(Component data from apps and pages)
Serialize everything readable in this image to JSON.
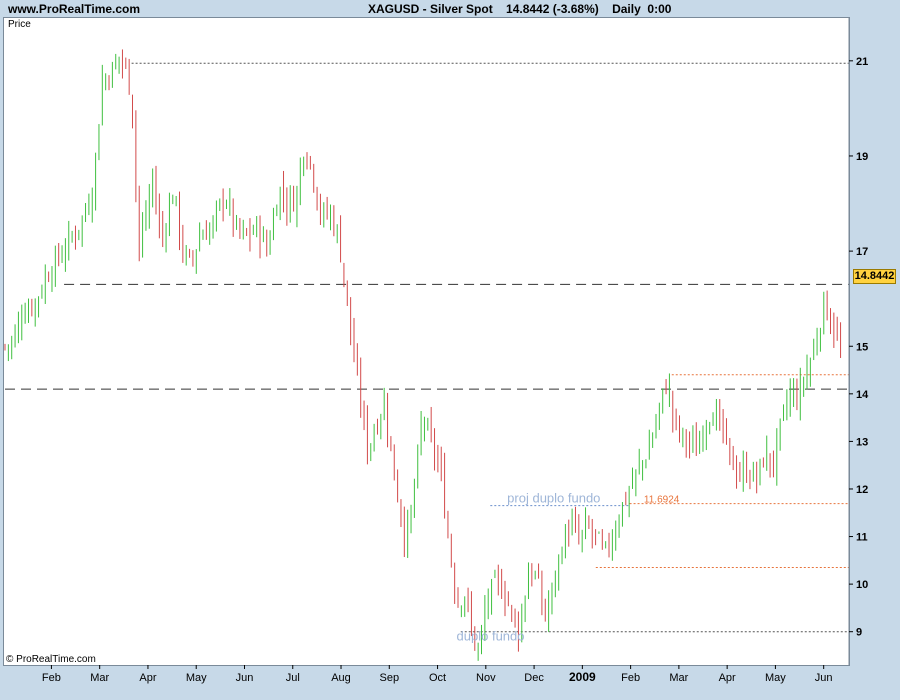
{
  "header": {
    "site": "www.ProRealTime.com",
    "title": "XAGUSD - Silver Spot    14.8442 (-3.68%)    Daily  0:00"
  },
  "panel": {
    "price_label": "Price",
    "copyright": "© ProRealTime.com",
    "last_price": "14.8442"
  },
  "chart_data": {
    "type": "bar",
    "instrument": "XAGUSD - Silver Spot",
    "last": 14.8442,
    "change_pct": -3.68,
    "timeframe": "Daily",
    "y_ticks": [
      21,
      19,
      17,
      15,
      14,
      13,
      12,
      11,
      10,
      9
    ],
    "ylim": [
      8.3,
      21.9
    ],
    "x_ticks": [
      "Feb",
      "Mar",
      "Apr",
      "May",
      "Jun",
      "Jul",
      "Aug",
      "Sep",
      "Oct",
      "Nov",
      "Dec",
      "2009",
      "Feb",
      "Mar",
      "Apr",
      "May",
      "Jun"
    ],
    "horizontal_lines": [
      {
        "value": 20.95,
        "style": "dotted",
        "color": "#555555",
        "from_pct": 0.15
      },
      {
        "value": 16.3,
        "style": "dashed",
        "color": "#333333",
        "from_pct": 0.07
      },
      {
        "value": 14.1,
        "style": "dashed",
        "color": "#333333",
        "from_pct": 0.0
      },
      {
        "value": 14.4,
        "style": "dotted",
        "color": "#e8743c",
        "from_pct": 0.79
      },
      {
        "value": 11.6924,
        "style": "dotted",
        "color": "#e8743c",
        "from_pct": 0.74
      },
      {
        "value": 11.65,
        "style": "dotted",
        "color": "#6a8fcc",
        "from_pct": 0.575,
        "to_pct": 0.74
      },
      {
        "value": 10.35,
        "style": "dotted",
        "color": "#e8743c",
        "from_pct": 0.7
      },
      {
        "value": 9.0,
        "style": "dotted",
        "color": "#555555",
        "from_pct": 0.54
      }
    ],
    "annotations": [
      {
        "text": "proj duplo fundo",
        "value": 11.72,
        "color": "#9fb6d8",
        "anchor_pct": 0.595
      },
      {
        "text": "11.6924",
        "value": 11.72,
        "color": "#e8743c",
        "anchor_pct": 0.757
      },
      {
        "text": "duplo fundo",
        "value": 8.82,
        "color": "#9fb6d8",
        "anchor_pct": 0.535
      }
    ],
    "series": [
      {
        "colors": {
          "up": "#3fbf3f",
          "down": "#d24a4a"
        },
        "close_path": [
          [
            0,
            15.0
          ],
          [
            0.01,
            15.1
          ],
          [
            0.02,
            15.7
          ],
          [
            0.035,
            15.9
          ],
          [
            0.05,
            16.5
          ],
          [
            0.065,
            16.9
          ],
          [
            0.08,
            17.3
          ],
          [
            0.095,
            17.8
          ],
          [
            0.105,
            18.4
          ],
          [
            0.115,
            20.6
          ],
          [
            0.125,
            20.7
          ],
          [
            0.135,
            21.1
          ],
          [
            0.145,
            20.8
          ],
          [
            0.152,
            19.8
          ],
          [
            0.158,
            17.0
          ],
          [
            0.165,
            17.6
          ],
          [
            0.175,
            18.5
          ],
          [
            0.185,
            17.2
          ],
          [
            0.2,
            18.3
          ],
          [
            0.21,
            17.0
          ],
          [
            0.22,
            16.7
          ],
          [
            0.23,
            17.3
          ],
          [
            0.245,
            17.5
          ],
          [
            0.26,
            18.2
          ],
          [
            0.275,
            17.4
          ],
          [
            0.285,
            17.3
          ],
          [
            0.3,
            17.5
          ],
          [
            0.31,
            17.0
          ],
          [
            0.325,
            18.3
          ],
          [
            0.335,
            18.0
          ],
          [
            0.345,
            18.1
          ],
          [
            0.355,
            19.3
          ],
          [
            0.365,
            18.6
          ],
          [
            0.375,
            17.7
          ],
          [
            0.385,
            17.8
          ],
          [
            0.395,
            17.3
          ],
          [
            0.405,
            16.0
          ],
          [
            0.415,
            14.5
          ],
          [
            0.42,
            14.0
          ],
          [
            0.43,
            12.8
          ],
          [
            0.44,
            13.4
          ],
          [
            0.45,
            13.8
          ],
          [
            0.46,
            12.4
          ],
          [
            0.47,
            11.4
          ],
          [
            0.475,
            10.8
          ],
          [
            0.485,
            12.0
          ],
          [
            0.495,
            13.6
          ],
          [
            0.505,
            12.9
          ],
          [
            0.515,
            12.5
          ],
          [
            0.525,
            11.0
          ],
          [
            0.535,
            9.6
          ],
          [
            0.545,
            9.8
          ],
          [
            0.555,
            8.8
          ],
          [
            0.562,
            8.6
          ],
          [
            0.57,
            9.6
          ],
          [
            0.58,
            10.0
          ],
          [
            0.59,
            9.9
          ],
          [
            0.6,
            9.4
          ],
          [
            0.61,
            9.0
          ],
          [
            0.62,
            10.3
          ],
          [
            0.63,
            10.1
          ],
          [
            0.64,
            9.3
          ],
          [
            0.65,
            10.0
          ],
          [
            0.66,
            10.8
          ],
          [
            0.67,
            11.3
          ],
          [
            0.68,
            10.9
          ],
          [
            0.69,
            11.2
          ],
          [
            0.7,
            11.0
          ],
          [
            0.71,
            10.6
          ],
          [
            0.72,
            11.0
          ],
          [
            0.73,
            11.6
          ],
          [
            0.74,
            12.0
          ],
          [
            0.75,
            12.4
          ],
          [
            0.76,
            12.7
          ],
          [
            0.77,
            13.3
          ],
          [
            0.775,
            13.7
          ],
          [
            0.785,
            14.3
          ],
          [
            0.79,
            13.6
          ],
          [
            0.8,
            13.1
          ],
          [
            0.81,
            13.0
          ],
          [
            0.82,
            12.8
          ],
          [
            0.83,
            13.5
          ],
          [
            0.84,
            13.6
          ],
          [
            0.85,
            13.2
          ],
          [
            0.86,
            12.6
          ],
          [
            0.87,
            12.3
          ],
          [
            0.88,
            12.4
          ],
          [
            0.89,
            12.2
          ],
          [
            0.9,
            12.7
          ],
          [
            0.91,
            12.5
          ],
          [
            0.92,
            13.4
          ],
          [
            0.93,
            14.0
          ],
          [
            0.94,
            13.9
          ],
          [
            0.95,
            14.5
          ],
          [
            0.96,
            15.0
          ],
          [
            0.97,
            15.9
          ],
          [
            0.98,
            15.5
          ],
          [
            0.99,
            14.85
          ]
        ]
      }
    ]
  }
}
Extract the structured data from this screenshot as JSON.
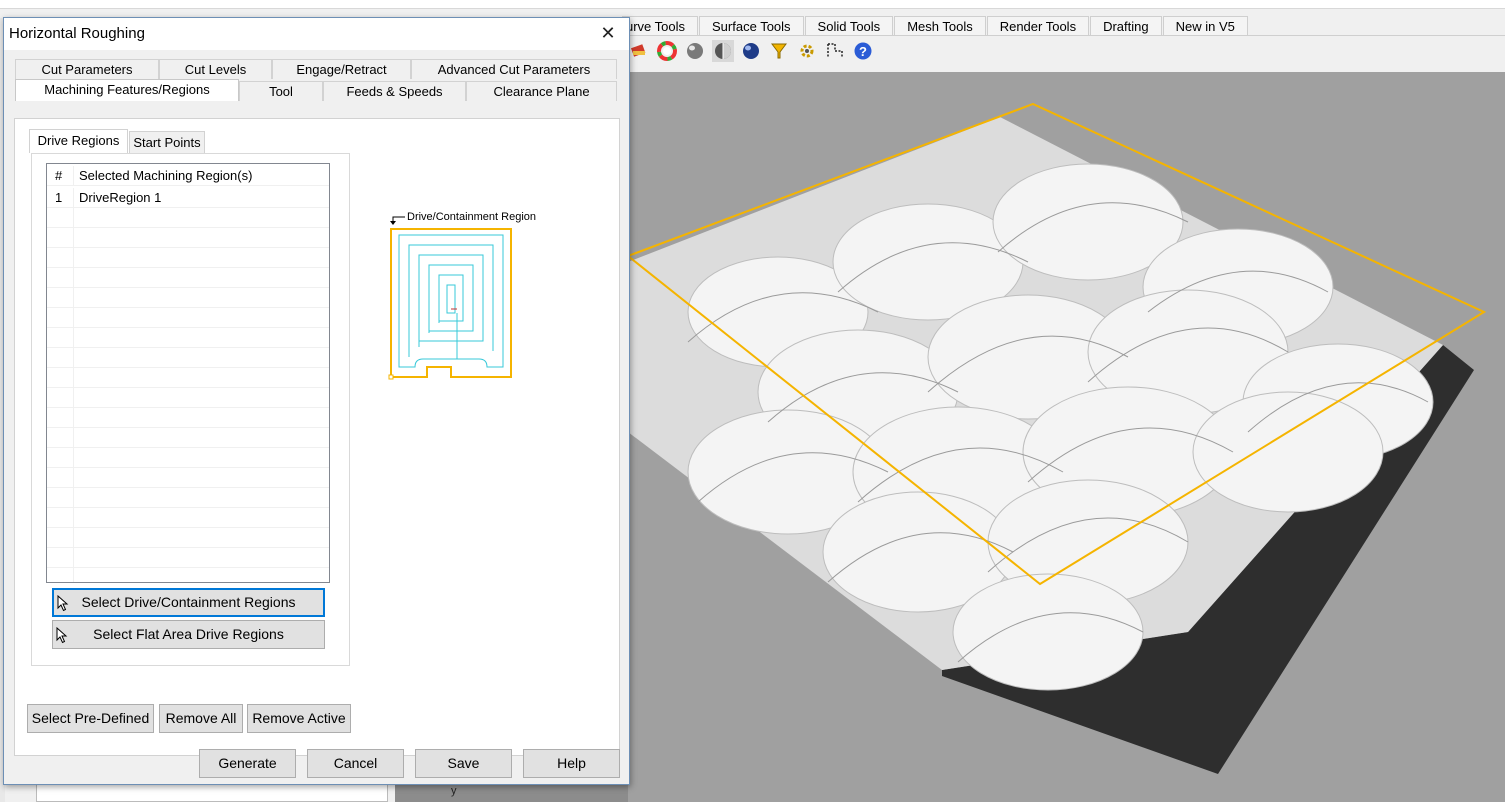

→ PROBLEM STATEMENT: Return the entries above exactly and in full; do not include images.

→ YOUR RESPONSE:
Serialize everything readable in this image to JSON.
{
  "header": {
    "site": "www.ProRealTime.com",
    "title": "XAGUSD - Silver Spot    14.8442 (-3.68%)    Daily  0:00"
  },
  "panel": {
    "price_label": "Price",
    "copyright": "© ProRealTime.com",
    "last_price": "14.8442"
  },
  "chart_data": {
    "type": "bar",
    "instrument": "XAGUSD - Silver Spot",
    "last": 14.8442,
    "change_pct": -3.68,
    "timeframe": "Daily",
    "y_ticks": [
      21,
      19,
      17,
      15,
      14,
      13,
      12,
      11,
      10,
      9
    ],
    "ylim": [
      8.3,
      21.9
    ],
    "x_ticks": [
      "Feb",
      "Mar",
      "Apr",
      "May",
      "Jun",
      "Jul",
      "Aug",
      "Sep",
      "Oct",
      "Nov",
      "Dec",
      "2009",
      "Feb",
      "Mar",
      "Apr",
      "May",
      "Jun"
    ],
    "horizontal_lines": [
      {
        "value": 20.95,
        "style": "dotted",
        "color": "#555555",
        "from_pct": 0.15
      },
      {
        "value": 16.3,
        "style": "dashed",
        "color": "#333333",
        "from_pct": 0.07
      },
      {
        "value": 14.1,
        "style": "dashed",
        "color": "#333333",
        "from_pct": 0.0
      },
      {
        "value": 14.4,
        "style": "dotted",
        "color": "#e8743c",
        "from_pct": 0.79
      },
      {
        "value": 11.6924,
        "style": "dotted",
        "color": "#e8743c",
        "from_pct": 0.74
      },
      {
        "value": 11.65,
        "style": "dotted",
        "color": "#6a8fcc",
        "from_pct": 0.575,
        "to_pct": 0.74
      },
      {
        "value": 10.35,
        "style": "dotted",
        "color": "#e8743c",
        "from_pct": 0.7
      },
      {
        "value": 9.0,
        "style": "dotted",
        "color": "#555555",
        "from_pct": 0.54
      }
    ],
    "annotations": [
      {
        "text": "proj duplo fundo",
        "value": 11.72,
        "color": "#9fb6d8",
        "anchor_pct": 0.595
      },
      {
        "text": "11.6924",
        "value": 11.72,
        "color": "#e8743c",
        "anchor_pct": 0.757
      },
      {
        "text": "duplo fundo",
        "value": 8.82,
        "color": "#9fb6d8",
        "anchor_pct": 0.535
      }
    ],
    "series": [
      {
        "colors": {
          "up": "#3fbf3f",
          "down": "#d24a4a"
        },
        "close_path": [
          [
            0,
            15.0
          ],
          [
            0.01,
            15.1
          ],
          [
            0.02,
            15.7
          ],
          [
            0.035,
            15.9
          ],
          [
            0.05,
            16.5
          ],
          [
            0.065,
            16.9
          ],
          [
            0.08,
            17.3
          ],
          [
            0.095,
            17.8
          ],
          [
            0.105,
            18.4
          ],
          [
            0.115,
            20.6
          ],
          [
            0.125,
            20.7
          ],
          [
            0.135,
            21.1
          ],
          [
            0.145,
            20.8
          ],
          [
            0.152,
            19.8
          ],
          [
            0.158,
            17.0
          ],
          [
            0.165,
            17.6
          ],
          [
            0.175,
            18.5
          ],
          [
            0.185,
            17.2
          ],
          [
            0.2,
            18.3
          ],
          [
            0.21,
            17.0
          ],
          [
            0.22,
            16.7
          ],
          [
            0.23,
            17.3
          ],
          [
            0.245,
            17.5
          ],
          [
            0.26,
            18.2
          ],
          [
            0.275,
            17.4
          ],
          [
            0.285,
            17.3
          ],
          [
            0.3,
            17.5
          ],
          [
            0.31,
            17.0
          ],
          [
            0.325,
            18.3
          ],
          [
            0.335,
            18.0
          ],
          [
            0.345,
            18.1
          ],
          [
            0.355,
            19.3
          ],
          [
            0.365,
            18.6
          ],
          [
            0.375,
            17.7
          ],
          [
            0.385,
            17.8
          ],
          [
            0.395,
            17.3
          ],
          [
            0.405,
            16.0
          ],
          [
            0.415,
            14.5
          ],
          [
            0.42,
            14.0
          ],
          [
            0.43,
            12.8
          ],
          [
            0.44,
            13.4
          ],
          [
            0.45,
            13.8
          ],
          [
            0.46,
            12.4
          ],
          [
            0.47,
            11.4
          ],
          [
            0.475,
            10.8
          ],
          [
            0.485,
            12.0
          ],
          [
            0.495,
            13.6
          ],
          [
            0.505,
            12.9
          ],
          [
            0.515,
            12.5
          ],
          [
            0.525,
            11.0
          ],
          [
            0.535,
            9.6
          ],
          [
            0.545,
            9.8
          ],
          [
            0.555,
            8.8
          ],
          [
            0.562,
            8.6
          ],
          [
            0.57,
            9.6
          ],
          [
            0.58,
            10.0
          ],
          [
            0.59,
            9.9
          ],
          [
            0.6,
            9.4
          ],
          [
            0.61,
            9.0
          ],
          [
            0.62,
            10.3
          ],
          [
            0.63,
            10.1
          ],
          [
            0.64,
            9.3
          ],
          [
            0.65,
            10.0
          ],
          [
            0.66,
            10.8
          ],
          [
            0.67,
            11.3
          ],
          [
            0.68,
            10.9
          ],
          [
            0.69,
            11.2
          ],
          [
            0.7,
            11.0
          ],
          [
            0.71,
            10.6
          ],
          [
            0.72,
            11.0
          ],
          [
            0.73,
            11.6
          ],
          [
            0.74,
            12.0
          ],
          [
            0.75,
            12.4
          ],
          [
            0.76,
            12.7
          ],
          [
            0.77,
            13.3
          ],
          [
            0.775,
            13.7
          ],
          [
            0.785,
            14.3
          ],
          [
            0.79,
            13.6
          ],
          [
            0.8,
            13.1
          ],
          [
            0.81,
            13.0
          ],
          [
            0.82,
            12.8
          ],
          [
            0.83,
            13.5
          ],
          [
            0.84,
            13.6
          ],
          [
            0.85,
            13.2
          ],
          [
            0.86,
            12.6
          ],
          [
            0.87,
            12.3
          ],
          [
            0.88,
            12.4
          ],
          [
            0.89,
            12.2
          ],
          [
            0.9,
            12.7
          ],
          [
            0.91,
            12.5
          ],
          [
            0.92,
            13.4
          ],
          [
            0.93,
            14.0
          ],
          [
            0.94,
            13.9
          ],
          [
            0.95,
            14.5
          ],
          [
            0.96,
            15.0
          ],
          [
            0.97,
            15.9
          ],
          [
            0.98,
            15.5
          ],
          [
            0.99,
            14.85
          ]
        ]
      }
    ]
  }
}
Extract the structured data from this screenshot as JSON.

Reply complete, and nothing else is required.